Yesterday I read Julien Gracq’s The Narrow Waters thanks to this post at the excellent Vertigo blog. It’s an odd little book: too short, just long enough, direct, elusive, observational, discursive, lyrical… It describes a boat trip on the River Evre which Gracq/the narrator took many times as a child. It really is a description of the things he remembers seeing, what they made him think of and what they foreshadowed, but more to the point the book is a meditation on how memory and perception operate. The idyllic memory is
like a charged religious image, imprinted in us ages ago, where a foreshadowed life can only reveal itself in all its glory on the other side of the ‘obscure corridor’, valley of darkness, or place of exile.
The parallels between a boat trip like this an a walk are obvious; early on, Gracq says:
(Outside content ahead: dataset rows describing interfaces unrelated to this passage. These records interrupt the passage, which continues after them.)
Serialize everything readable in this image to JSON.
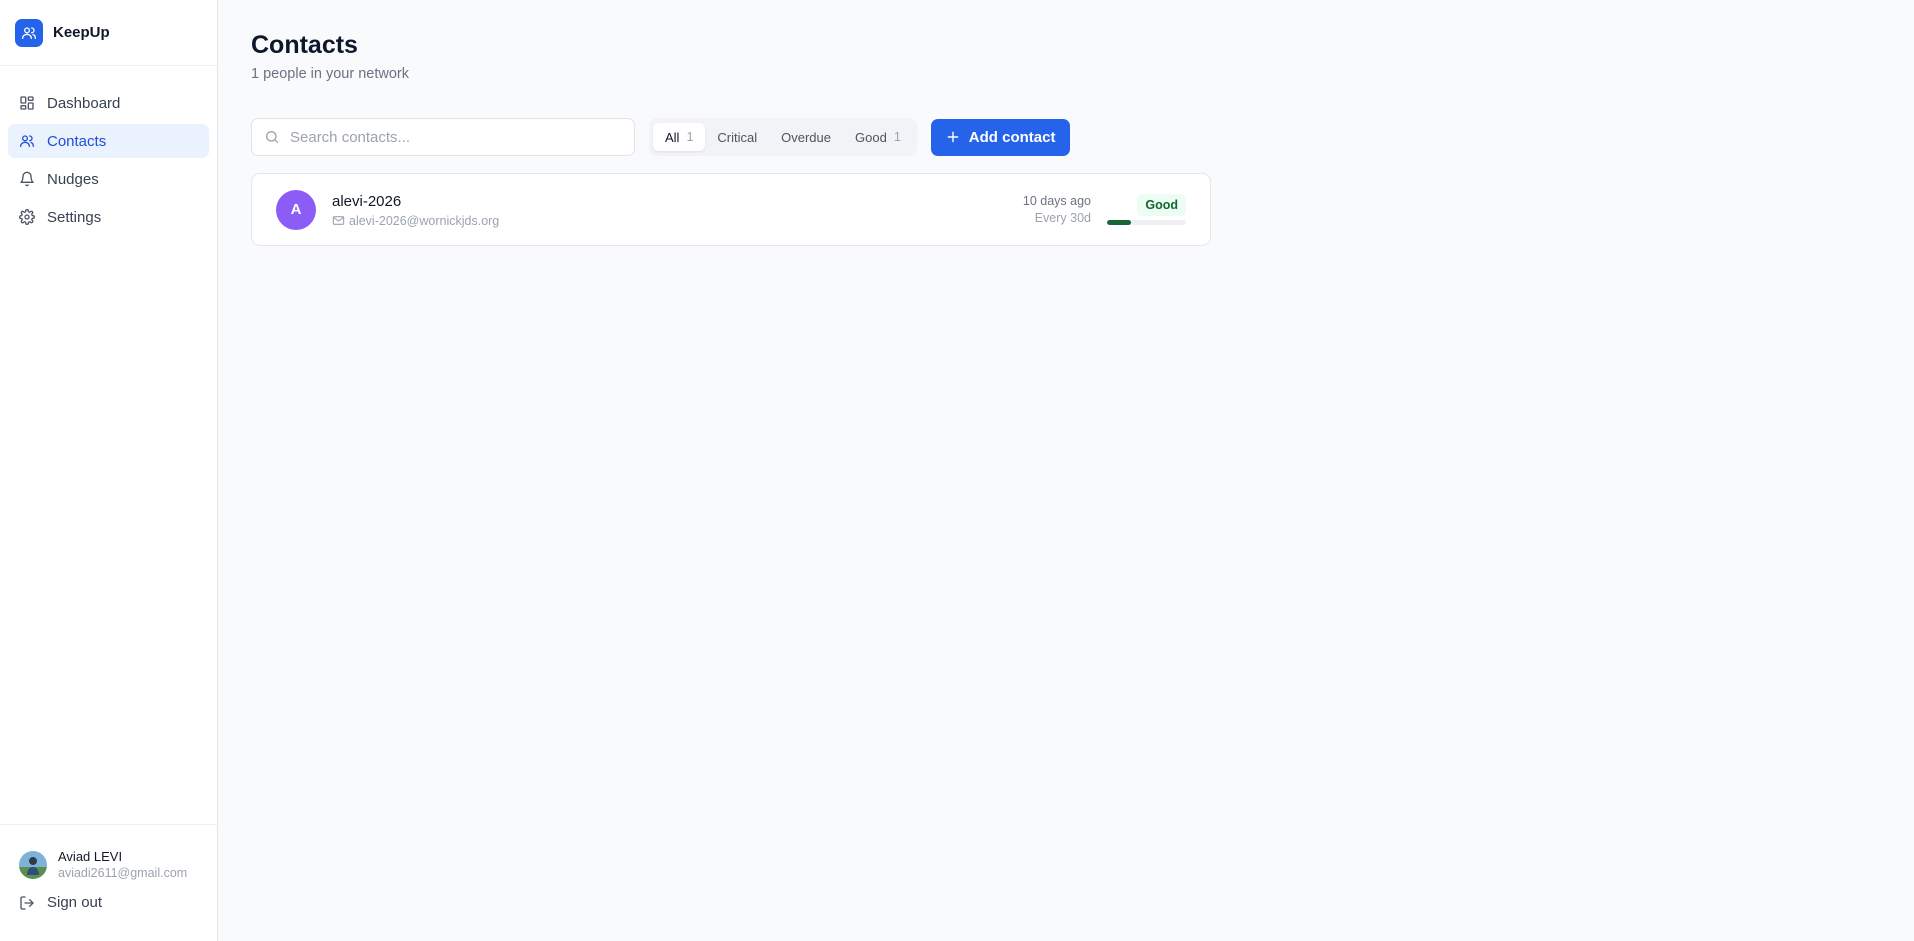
{
  "app": {
    "name": "KeepUp"
  },
  "sidebar": {
    "items": [
      {
        "label": "Dashboard",
        "icon": "dashboard-icon",
        "active": false
      },
      {
        "label": "Contacts",
        "icon": "users-icon",
        "active": true
      },
      {
        "label": "Nudges",
        "icon": "bell-icon",
        "active": false
      },
      {
        "label": "Settings",
        "icon": "gear-icon",
        "active": false
      }
    ]
  },
  "user": {
    "name": "Aviad LEVI",
    "email": "aviadi2611@gmail.com",
    "signout_label": "Sign out"
  },
  "page": {
    "title": "Contacts",
    "subtitle": "1 people in your network"
  },
  "search": {
    "placeholder": "Search contacts...",
    "value": ""
  },
  "filters": [
    {
      "label": "All",
      "count": "1",
      "active": true
    },
    {
      "label": "Critical",
      "count": "",
      "active": false
    },
    {
      "label": "Overdue",
      "count": "",
      "active": false
    },
    {
      "label": "Good",
      "count": "1",
      "active": false
    }
  ],
  "add_button": {
    "label": "Add contact"
  },
  "contacts": [
    {
      "initial": "A",
      "name": "alevi-2026",
      "email": "alevi-2026@wornickjds.org",
      "last_contact": "10 days ago",
      "frequency": "Every 30d",
      "status": "Good",
      "health_progress": 0.3,
      "avatar_color": "#8b5cf6"
    }
  ],
  "colors": {
    "accent": "#2563eb",
    "good": "#166534"
  }
}
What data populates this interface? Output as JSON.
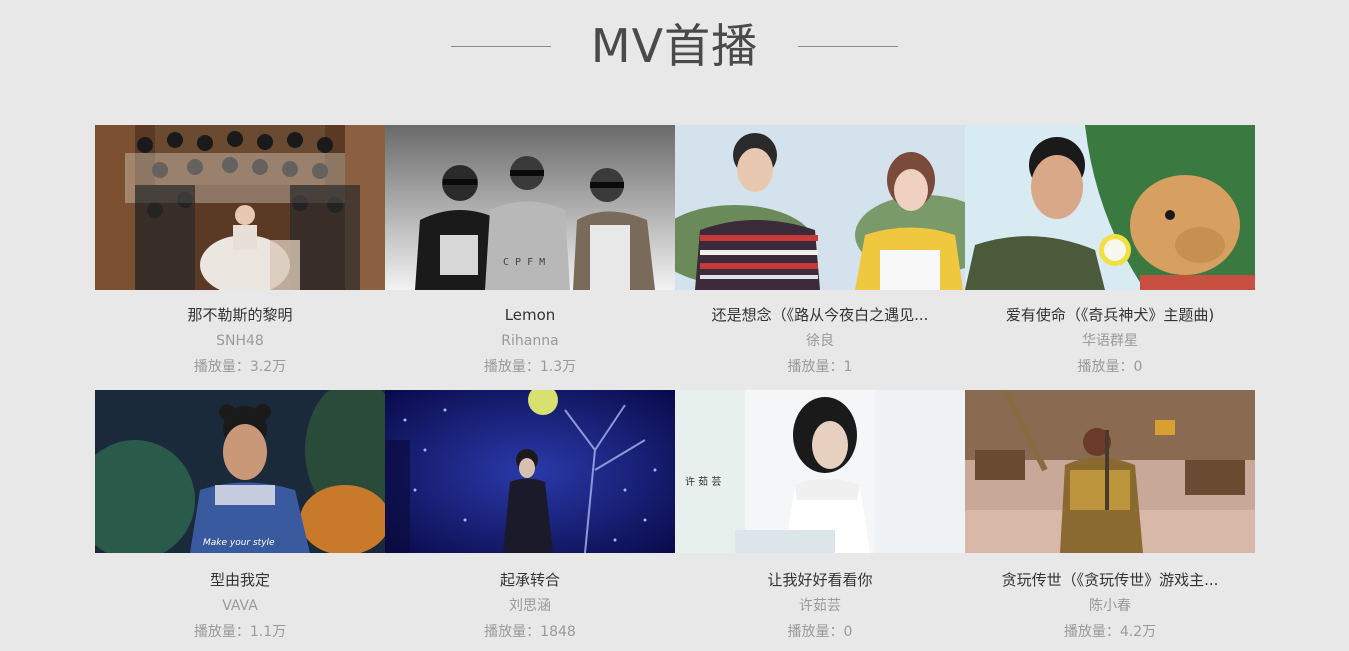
{
  "section": {
    "title": "MV首播"
  },
  "mvs": [
    {
      "title": "那不勒斯的黎明",
      "artist": "SNH48",
      "plays": "播放量：3.2万",
      "thumb_colors": [
        "#5a3a24",
        "#c8a070",
        "#e8e0d8"
      ]
    },
    {
      "title": "Lemon",
      "artist": "Rihanna",
      "plays": "播放量：1.3万",
      "thumb_colors": [
        "#f0f0f0",
        "#8a8a8a",
        "#2a2a2a"
      ]
    },
    {
      "title": "还是想念（《路从今夜白之遇见...",
      "artist": "徐良",
      "plays": "播放量：1",
      "thumb_colors": [
        "#c8d8e8",
        "#6a8a5a",
        "#f0c840"
      ]
    },
    {
      "title": "爱有使命（《奇兵神犬》主题曲)",
      "artist": "华语群星",
      "plays": "播放量：0",
      "thumb_colors": [
        "#d0e8f0",
        "#3a7a40",
        "#d8a060"
      ]
    },
    {
      "title": "型由我定",
      "artist": "VAVA",
      "plays": "播放量：1.1万",
      "thumb_colors": [
        "#1a2a3a",
        "#2a5a4a",
        "#3a5aa0"
      ],
      "caption": "Make your style"
    },
    {
      "title": "起承转合",
      "artist": "刘思涵",
      "plays": "播放量：1848",
      "thumb_colors": [
        "#1a1a6a",
        "#2a3aaa",
        "#d8e070"
      ]
    },
    {
      "title": "让我好好看看你",
      "artist": "许茹芸",
      "plays": "播放量：0",
      "thumb_colors": [
        "#f4f6f8",
        "#e8eef2",
        "#1a1a1a"
      ],
      "caption": "许 茹 芸"
    },
    {
      "title": "贪玩传世（《贪玩传世》游戏主...",
      "artist": "陈小春",
      "plays": "播放量：4.2万",
      "thumb_colors": [
        "#c8a898",
        "#8a6a50",
        "#6a4a30"
      ]
    }
  ]
}
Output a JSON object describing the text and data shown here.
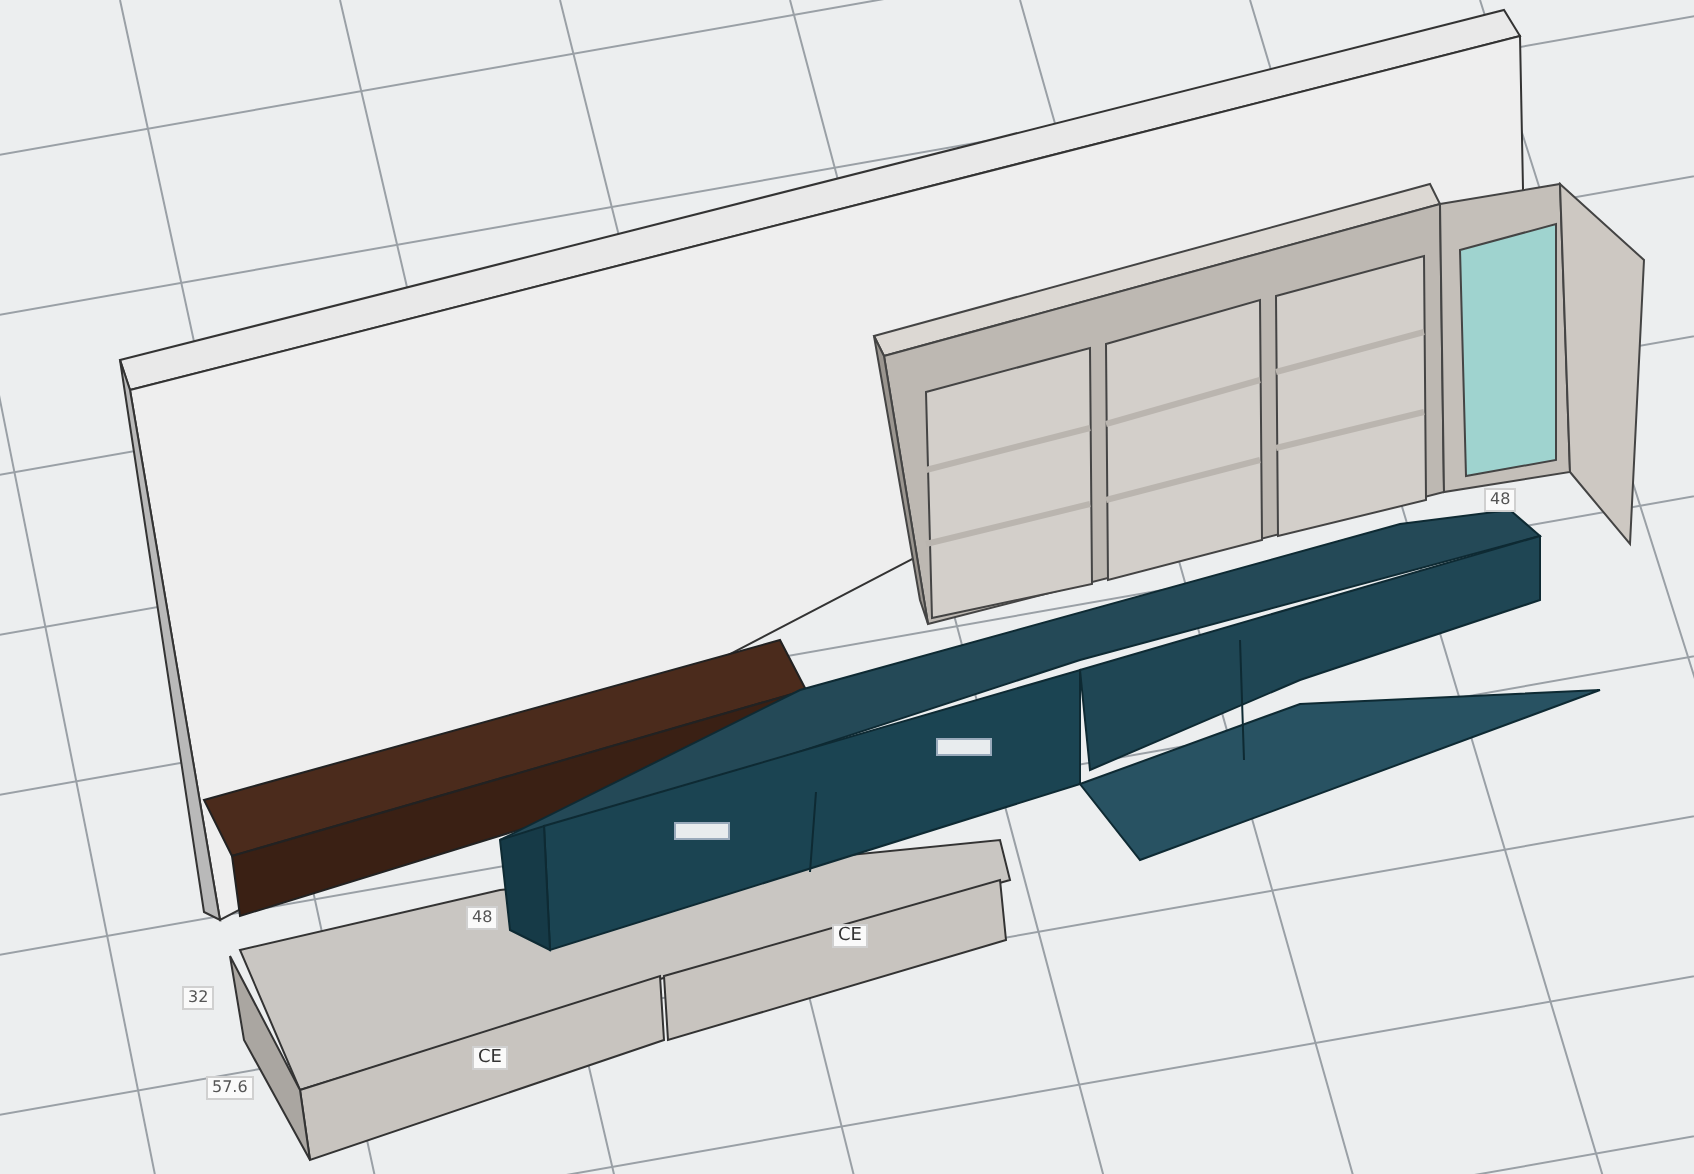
{
  "scene": {
    "labels": [
      {
        "kind": "dimension",
        "text": "48"
      },
      {
        "kind": "dimension",
        "text": "48"
      },
      {
        "kind": "dimension",
        "text": "32"
      },
      {
        "kind": "dimension",
        "text": "57.6"
      },
      {
        "kind": "tag",
        "text": "CE"
      },
      {
        "kind": "tag",
        "text": "CE"
      }
    ],
    "logo_plates": [
      {
        "kind": "plate"
      },
      {
        "kind": "plate"
      }
    ]
  }
}
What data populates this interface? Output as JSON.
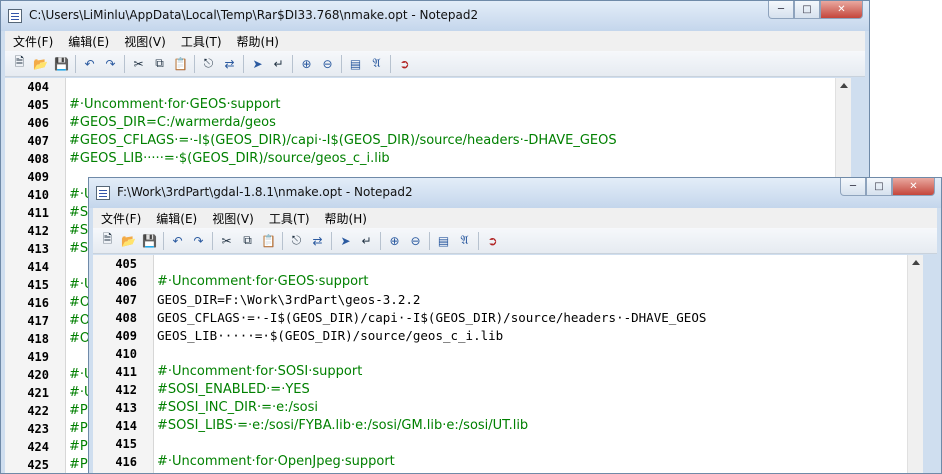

Why did the feeling anchor itself in me at an early age that if traveling – traveling without any thought of returning – can open doors and truly change one’s life, then that most singular of all forays, an excursion with neither adventure nor unforeseen events that after a few hours finds us home again, right before the gate of our parents’ house, has a more secret magic, like the handling of a divining rod?